Because of the COVID-19 pandemic, millions of office workers have left their workplaces and shifted their daily operations to their own homes. 

In fact, the Stanford Institute for Economic Policy Research reported that 42 percent of Americans are now working from home and spending more time at their computers. 

This additional computer time is causing an increase in eye strain issues across the country and forcing people to visit their ophthalmologists for help. 

As computer workers spend more time on their laptops, they are typically doing so in less than ideal work environments. Offices tend to be more ergonomic than work from home setups, as people tend to work from home in make-shift offices that aren’t optimized for wellness. 

Computer Vision Syndrome

Too much screen time can cause people to develop Computer Vision Syndrome (CVS), which is a type of eye strain. CVS is a term used to describe eye and vision problems that result from excessive computer use. 

Some of the symptoms of computer vision syndrome include:

  • Blurry Vision: When your vision is blurry, it can be harder to see smaller details and focus for a long time on your screen. Blurry vision can also happen when people switch screens or use different devices at the same time. 
  • Headaches: Bright screens at high contrast can cause glare that damages the eye. This can result in headaches if a person stares at their screen for too long. 
  • Dry Eyes: People can experience dry, irritated eyes if they focus too hard and stop blinking regularly. 
  • Neck or Shoulder Pain: Staring at our screens for too long can also cause our muscles to ache.
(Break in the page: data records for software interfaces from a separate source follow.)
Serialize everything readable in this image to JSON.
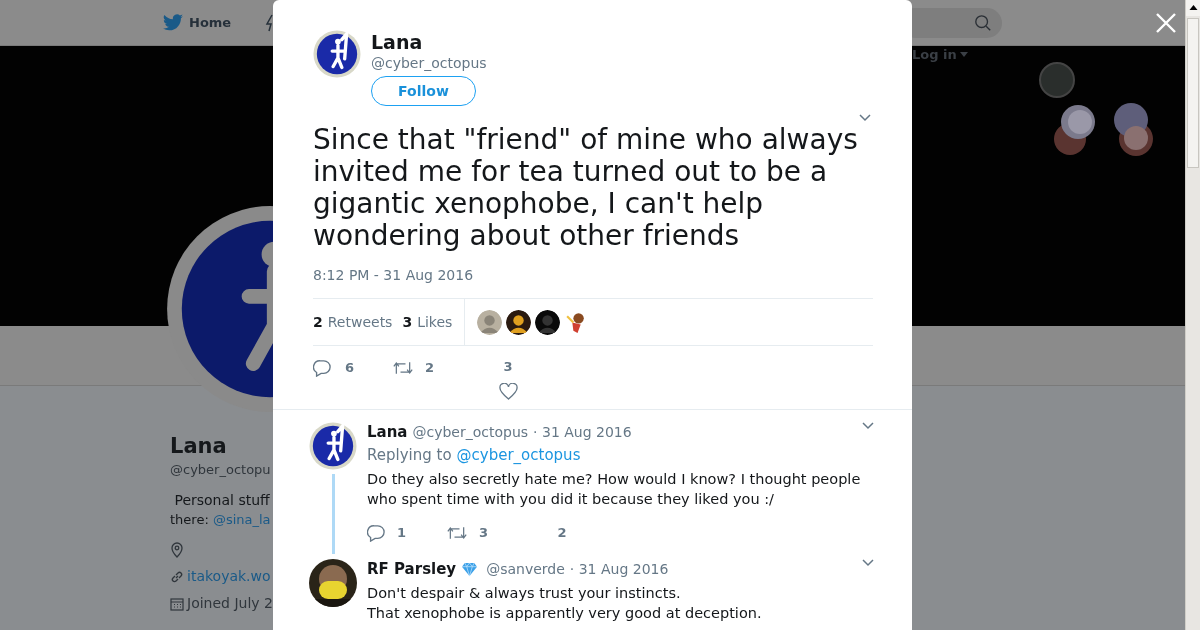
{
  "page": {
    "nav_home": "Home",
    "login": "Log in",
    "profile": {
      "name": "Lana",
      "handle": "@cyber_octopu",
      "bio_line1": " Personal stuff",
      "bio_prefix": "there: ",
      "bio_link": "@sina_la",
      "website": "itakoyak.wo",
      "joined": "Joined July 2"
    }
  },
  "modal": {
    "tweet": {
      "name": "Lana",
      "handle": "@cyber_octopus",
      "follow": "Follow",
      "text": "Since that \"friend\" of mine who always invited me for tea turned out to be a gigantic xenophobe, I can't help wondering about other friends",
      "time": "8:12 PM - 31 Aug 2016",
      "retweets_count": "2",
      "retweets_label": "Retweets",
      "likes_count": "3",
      "likes_label": "Likes",
      "replies": "6",
      "retweets": "2",
      "likes": "3"
    },
    "replies": [
      {
        "avatar": {
          "kind": "sign"
        },
        "name": "Lana",
        "verified": false,
        "handle": "@cyber_octopus",
        "date": "· 31 Aug 2016",
        "replying_prefix": "Replying to",
        "replying_link": "@cyber_octopus",
        "lines": [
          "Do they also secretly hate me? How would I know? I thought people who spent time with you did it because they liked you :/"
        ],
        "replies": "1",
        "retweets": "3",
        "likes": "2"
      },
      {
        "name": "RF Parsley",
        "verified": true,
        "handle": "@sanverde",
        "date": "· 31 Aug 2016",
        "lines": [
          "Don't despair & always trust your instincts.",
          "That xenophobe is apparently very good at deception."
        ]
      }
    ]
  }
}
Slouching can cause muscle tension that restricts blood flow to our eyes. 

How Too Much Screen Time Affects Our Eyes 

blue light glasses

Our two major eye systems can suffer due to excessive eye strain. These systems include our binocular vision and tear film. Binocular vision helps our eyes come together so we can see things on our screen. Tear film is a thin layer of fluid that covers the eye and protects it. By blinking, we can smooth the surface of the tear film in our eyes. Both binocular vision and tear film suffer when we spend too much time looking at screens. These eye systems get strained and lose some of their protection, which can lead to the symptoms of computer vision syndrome. 

So what can be done to protect our eyes as we spend more time than ever at our computers? We’ve rounded up some tips to help you reduce the risk of eye strain and keep your vision healthy in the long-run.

Don’t Forget to Blink

Did you know that we tend to blink a lot less when we’re staring at screens? We get so focused on what we’re doing that we actually reduce our blink rate. This can be problematic and cause our eyes to become increasingly irritated, dry, and fatigued. 

If you find yourself getting super concentrated in work and feel your eyes getting fatigued, it may be a good idea to set some blinking reminders. Even a small post it on your desk can serve as a good reminder to keep blinking!

Take Breaks Often

relax on your eye

Taking breaks from staring at our screens can do a lot to relieve eye strain symptoms. Ophthalmologists recommend following the 20-20-20 rule, in which people take a 20-second break to stare at something 20 feet away, every 20 minutes. 

Cut Down Glare

Proper room lighting is very important for reducing eye strain and headaches. Reduce glare by using an antiglare coating, placing a screen around your computer, and ensuring that no other light sources are reaching your screen. 

Improve Your Posture

Did you know that good posture and eye health are connected? Make sure you’re sitting up straight and that your work station has been optimized for ergonomics.  Your feet should be flat on the floor with your screen a little below your natural sightline. Keep your wrists elevated and try not to rest them on your desk or keyboard. 


eye strain

In conclusion, there are many ways to fight against eye strain as we work from home. Our eye health is connected to our overall wellness, so make sure to set up an ergonomic workspace, avoid slouching, and take breaks while working.  Remember to blink often and adjust the lighting to reduce glare and ease the strain on your eyes. By following these tips, you’ll be well on your way to developing excellent eye care habits. 

Protecting your vision may seem tedious, but it will pay off as your eyes keep their strength for years to come.